Max Lenington hates the president and his wife; that much he made clear in the letter he wrote last week to the editor of the Billings Gazette, entitled “Why I hate the Obamas.” The way in which he hates the Obamas, however, is suspiciously similar to that described in conservative columnist Mychal Massie’s piece “Why I do not like the Obamas,” which Massie accuses Lenington of plagiarizing. I should point out that these are all allegations and no one has confirmed that Lenington plagiarized anything, but he totally did it. As the Missoulian puts it, “Lenington appears to have essentially condensed Massie’s editorial from about 1,000 words to 300 words. It also seems that he restructured sentences written by Massie and interchanged certain words with others that have similar definitions.” Comparison after the jump.
We know that Lenington read Massie’s column, because on August 6 he used his Yellowstone County email account to ask Massie for permission to “use some of your excellent Anti-Obama comments.” Massie replied that Lenington could quote his work, so long as he attributed it and refrained from rewriting any quoted material.
Lenington did neither of those things. His letter is a digest version of Massie’s longer piece with superficial, sentence-level changes throughout, often at the expense of sense. Consider this sentence from Massie’s original, in which he laments that the media has not investigated the Obamas as aggressively as they did Clinton and Bush:

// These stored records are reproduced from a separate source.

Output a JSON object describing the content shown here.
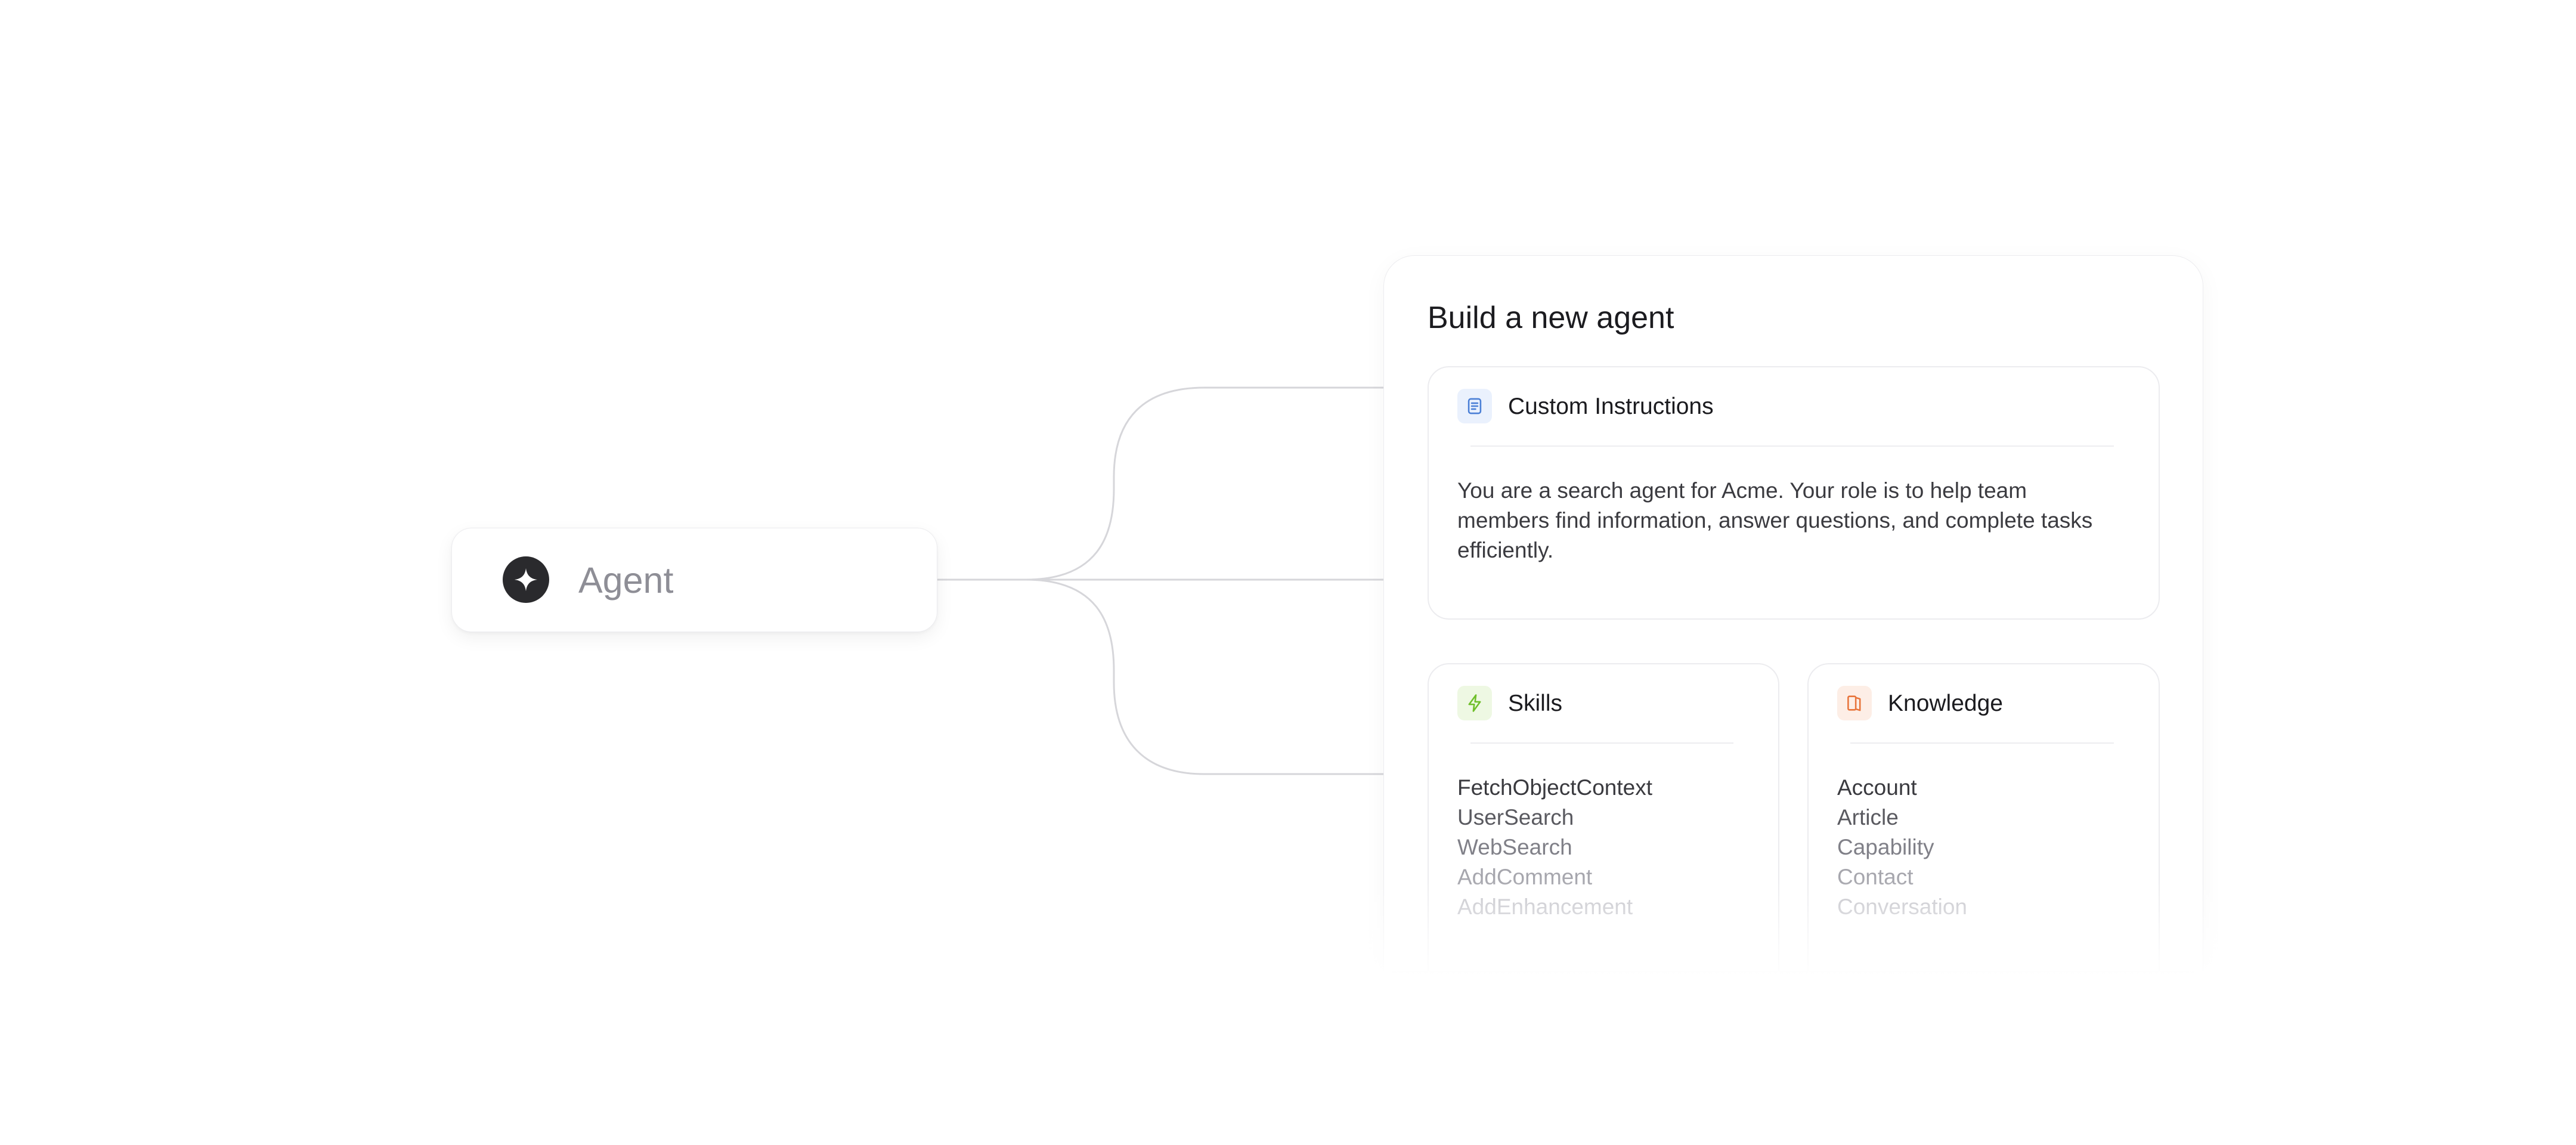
{
  "agent_node": {
    "label": "Agent",
    "icon": "sparkle-icon"
  },
  "builder": {
    "title": "Build a new agent",
    "instructions": {
      "title": "Custom Instructions",
      "icon": "document-icon",
      "text": "You are a search agent for Acme. Your role is to help team members find information, answer questions, and complete tasks efficiently."
    },
    "skills": {
      "title": "Skills",
      "icon": "lightning-icon",
      "items": [
        "FetchObjectContext",
        "UserSearch",
        "WebSearch",
        "AddComment",
        "AddEnhancement"
      ]
    },
    "knowledge": {
      "title": "Knowledge",
      "icon": "book-icon",
      "items": [
        "Account",
        "Article",
        "Capability",
        "Contact",
        "Conversation"
      ]
    }
  },
  "colors": {
    "instructions_accent": "#4a7fd6",
    "skills_accent": "#6fbf2a",
    "knowledge_accent": "#e8743b"
  }
}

There is no scenario known to man, whereby a white president and his wife could ignore laws, flaunt their position, and lord over the people as these two are permitted out of fear for their color.

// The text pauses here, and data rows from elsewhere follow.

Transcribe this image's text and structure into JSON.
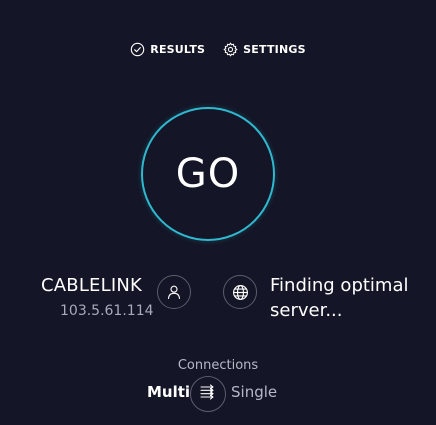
{
  "nav": {
    "results_label": "RESULTS",
    "settings_label": "SETTINGS"
  },
  "go_button": {
    "label": "GO"
  },
  "provider": {
    "name": "CABLELINK",
    "ip": "103.5.61.114"
  },
  "server": {
    "status_line1": "Finding optimal",
    "status_line2": "server..."
  },
  "connections": {
    "title": "Connections",
    "multi_label": "Multi",
    "single_label": "Single",
    "selected": "Multi"
  },
  "colors": {
    "background": "#141526",
    "accent": "#2fb9cf",
    "muted_text": "#a8aabd"
  },
  "icons": {
    "results": "check-circle-icon",
    "settings": "gear-icon",
    "user": "user-icon",
    "globe": "globe-icon",
    "connections": "arrows-icon"
  }
}
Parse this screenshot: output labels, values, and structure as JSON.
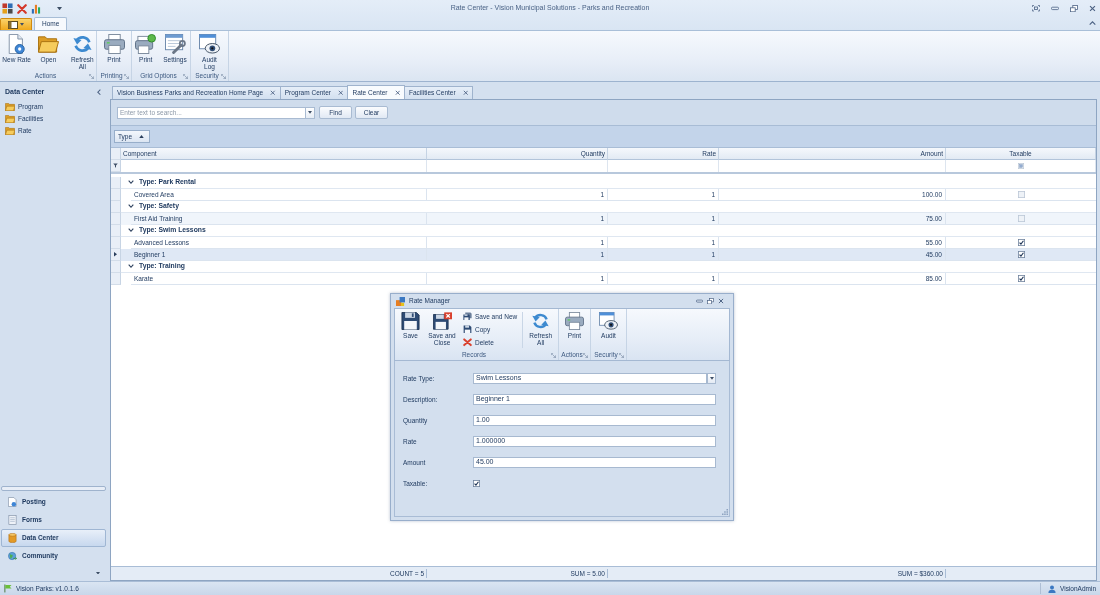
{
  "window": {
    "title": "Rate Center - Vision Municipal Solutions - Parks and Recreation"
  },
  "ribbon": {
    "tabs": [
      {
        "label": "Home",
        "selected": true
      }
    ],
    "groups": [
      {
        "label": "Actions",
        "buttons": [
          {
            "label": "New Rate"
          },
          {
            "label": "Open"
          },
          {
            "label": "Refresh All"
          }
        ]
      },
      {
        "label": "Printing",
        "buttons": [
          {
            "label": "Print"
          }
        ]
      },
      {
        "label": "Grid Options",
        "buttons": [
          {
            "label": "Print"
          },
          {
            "label": "Settings"
          }
        ]
      },
      {
        "label": "Security",
        "buttons": [
          {
            "label": "Audit Log"
          }
        ]
      }
    ]
  },
  "sidebar": {
    "title": "Data Center",
    "items": [
      {
        "label": "Program"
      },
      {
        "label": "Facilities"
      },
      {
        "label": "Rate"
      }
    ],
    "nav": [
      {
        "label": "Posting",
        "selected": false
      },
      {
        "label": "Forms",
        "selected": false
      },
      {
        "label": "Data Center",
        "selected": true
      },
      {
        "label": "Community",
        "selected": false
      }
    ]
  },
  "document_tabs": [
    {
      "label": "Vision Business Parks and Recreation Home Page",
      "selected": false
    },
    {
      "label": "Program Center",
      "selected": false
    },
    {
      "label": "Rate Center",
      "selected": true
    },
    {
      "label": "Facilities Center",
      "selected": false
    }
  ],
  "search": {
    "placeholder": "Enter text to search...",
    "buttons": [
      "Find",
      "Clear"
    ]
  },
  "group_panel": {
    "columns": [
      {
        "label": "Type",
        "ascending": true
      }
    ]
  },
  "grid": {
    "columns": [
      "Component",
      "Quantity",
      "Rate",
      "Amount",
      "Taxable"
    ],
    "filter_row": {
      "taxable_indeterminate": true
    },
    "groups": [
      {
        "label": "Type: Park Rental",
        "expanded": true,
        "rows": [
          {
            "component": "Covered Area",
            "quantity": "1",
            "rate": "1",
            "amount": "100.00",
            "taxable": false,
            "selected": false
          }
        ]
      },
      {
        "label": "Type: Safety",
        "expanded": true,
        "rows": [
          {
            "component": "First Aid Training",
            "quantity": "1",
            "rate": "1",
            "amount": "75.00",
            "taxable": false,
            "selected": false
          }
        ]
      },
      {
        "label": "Type: Swim Lessons",
        "expanded": true,
        "rows": [
          {
            "component": "Advanced Lessons",
            "quantity": "1",
            "rate": "1",
            "amount": "55.00",
            "taxable": true,
            "selected": false
          },
          {
            "component": "Beginner 1",
            "quantity": "1",
            "rate": "1",
            "amount": "45.00",
            "taxable": true,
            "selected": true
          }
        ]
      },
      {
        "label": "Type: Training",
        "expanded": true,
        "rows": [
          {
            "component": "Karate",
            "quantity": "1",
            "rate": "1",
            "amount": "85.00",
            "taxable": true,
            "selected": false
          }
        ]
      }
    ],
    "summary": [
      "COUNT = 5",
      "SUM = 5.00",
      "SUM = $360.00"
    ]
  },
  "dialog": {
    "title": "Rate Manager",
    "ribbon_groups": [
      {
        "label": "Records",
        "buttons": [
          {
            "label": "Save",
            "kind": "large"
          },
          {
            "label": "Save and Close",
            "kind": "large"
          },
          {
            "label": "Save and New",
            "kind": "small"
          },
          {
            "label": "Copy",
            "kind": "small"
          },
          {
            "label": "Delete",
            "kind": "small"
          },
          {
            "label": "Refresh All",
            "kind": "large"
          }
        ]
      },
      {
        "label": "Actions",
        "buttons": [
          {
            "label": "Print",
            "kind": "large"
          }
        ]
      },
      {
        "label": "Security",
        "buttons": [
          {
            "label": "Audit",
            "kind": "large"
          }
        ]
      }
    ],
    "fields": [
      {
        "label": "Rate Type:",
        "kind": "dropdown",
        "value": "Swim Lessons"
      },
      {
        "label": "Description:",
        "kind": "text",
        "value": "Beginner 1"
      },
      {
        "label": "Quantity",
        "kind": "text",
        "value": "1.00"
      },
      {
        "label": "Rate",
        "kind": "text",
        "value": "1.000000"
      },
      {
        "label": "Amount",
        "kind": "text",
        "value": "45.00"
      },
      {
        "label": "Taxable:",
        "kind": "checkbox",
        "checked": true
      }
    ]
  },
  "status_bar": {
    "version": "Vision Parks: v1.0.1.6",
    "user": "VisionAdmin"
  }
}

Compare that to Lenington’s version:
There is just no possible way; whereby, a white president and his wife could ignore the law, flaunt their position and be the lord of the people, as these two are permitted out of fear for their color.

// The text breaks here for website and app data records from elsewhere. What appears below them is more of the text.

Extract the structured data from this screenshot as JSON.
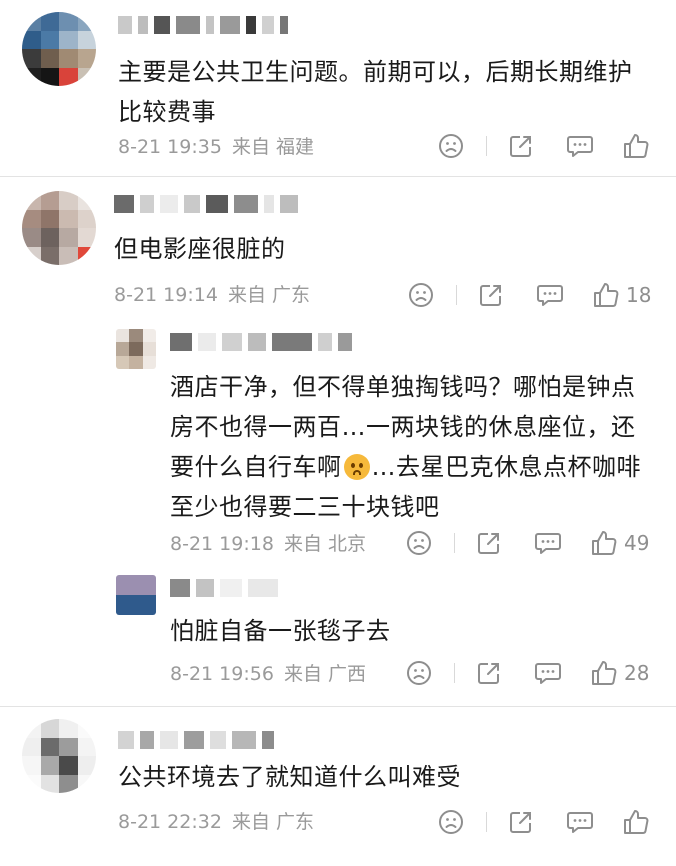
{
  "comments": [
    {
      "text_lines": [
        "主要是公共卫生问题。前期可以，后期长期维护",
        "比较费事"
      ],
      "time": "8-21 19:35",
      "source_prefix": "来自",
      "location": "福建",
      "likes": ""
    },
    {
      "text_lines": [
        "但电影座很脏的"
      ],
      "time": "8-21 19:14",
      "source_prefix": "来自",
      "location": "广东",
      "likes": "18",
      "replies": [
        {
          "text_lines": [
            "酒店干净，但不得单独掏钱吗？哪怕是钟点",
            "房不也得一两百…一两块钱的休息座位，还",
            "要什么自行车啊",
            "…去星巴克休息点杯咖啡",
            "至少也得要二三十块钱吧"
          ],
          "emoji": "frowning-face",
          "time": "8-21 19:18",
          "source_prefix": "来自",
          "location": "北京",
          "likes": "49"
        },
        {
          "text_lines": [
            "怕脏自备一张毯子去"
          ],
          "time": "8-21 19:56",
          "source_prefix": "来自",
          "location": "广西",
          "likes": "28"
        }
      ]
    },
    {
      "text_lines": [
        "公共环境去了就知道什么叫难受"
      ],
      "time": "8-21 22:32",
      "source_prefix": "来自",
      "location": "广东",
      "likes": ""
    }
  ],
  "icons": {
    "dislike": "frown-icon",
    "share": "share-icon",
    "reply": "comment-icon",
    "like": "thumbs-up-icon"
  },
  "colors": {
    "text": "#1a1a1a",
    "meta": "#9a9a9a",
    "icon": "#8e8e8e",
    "divider": "#e3e3e3"
  }
}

As you can see, Lenington’s version is slightly different, both in its diction and in its understanding of how “whereby” works. It is similar, however, in that it boldly asserts that the Obamas have enjoyed racial privilege. That was maybe an oversight on Lenington’s part, because Massie is black.
Lenington seems to have followed the plagiarist’s baffling practice of including personal details about the original author in his own stolen version. Massie’s column opens with the following paragraph:
The other evening on my twitter, a person asked me why I didn’t like the Obama’s? Specifically I was asked: “I have to ask, why do you hate the Obama’s? It seems personal not policy related. You even dissed their Christmas family pic.”
Sic throughout—so much sic. It’s not exactly a dynamite opening—the first two sentences are comically redundant—but Lenington lifts it whole-cloth:
About a month ago, I submitted a letter to the Billings Gazette disparaging our divider-in-chief, President Obama. Since that time, I have been “tweeted,” emailed and phoned by people who ask “Why do you hate the Obamas? It seems somehow personal. You even disrespect their family Christmas picture.
Why? This particular framing device is incidental to the content of the letter, but Lenington still presents Massie’s experiences as his own. It’s an odd quirk when he’s talking about imaginary people who call him, but it becomes more problematic when he presents a black man’s understanding of racial dynamics as his own.
Lenington calls the Obamas “the worst kind of racialists” and indicts their “contempt for my very traditional America”—a complaint that sounds very different coming from him than it does from Massie. Weirdly, Lenington copied this portion of the letter almost word-for-word, as if he did not understand the significance of a black man accusing the Obamas of playing the race card as opposed to a white one.
When Massie says that the Obamas have gotten soft treatment in the media because they’re black, it sounds questionable but not, you know, idiotic. Maybe black conservative columnist Mychal Massie understands how minority status can work to your advantage in certain situations. White Montana multi-office holder Max Lenington almost certainly does not. He understands it so little that it didn’t even occur to him that a black man’s words might sound different out of his mouth.
That aspect of this debacle has been pretty much lost, and maybe that’s for the better. Lenington probably will not suffer too badly for stealing a little-known columnist’s rant for a little-read letter. If nothing else, he’s made himself widely known for hating the president, which probably won’t hurt him in Yellowstone County. He has outed himself, though, as a man who will take credit for other people’s ideas without even understanding them. Maybe that’s a useful man to have in government, but I cannot think of how.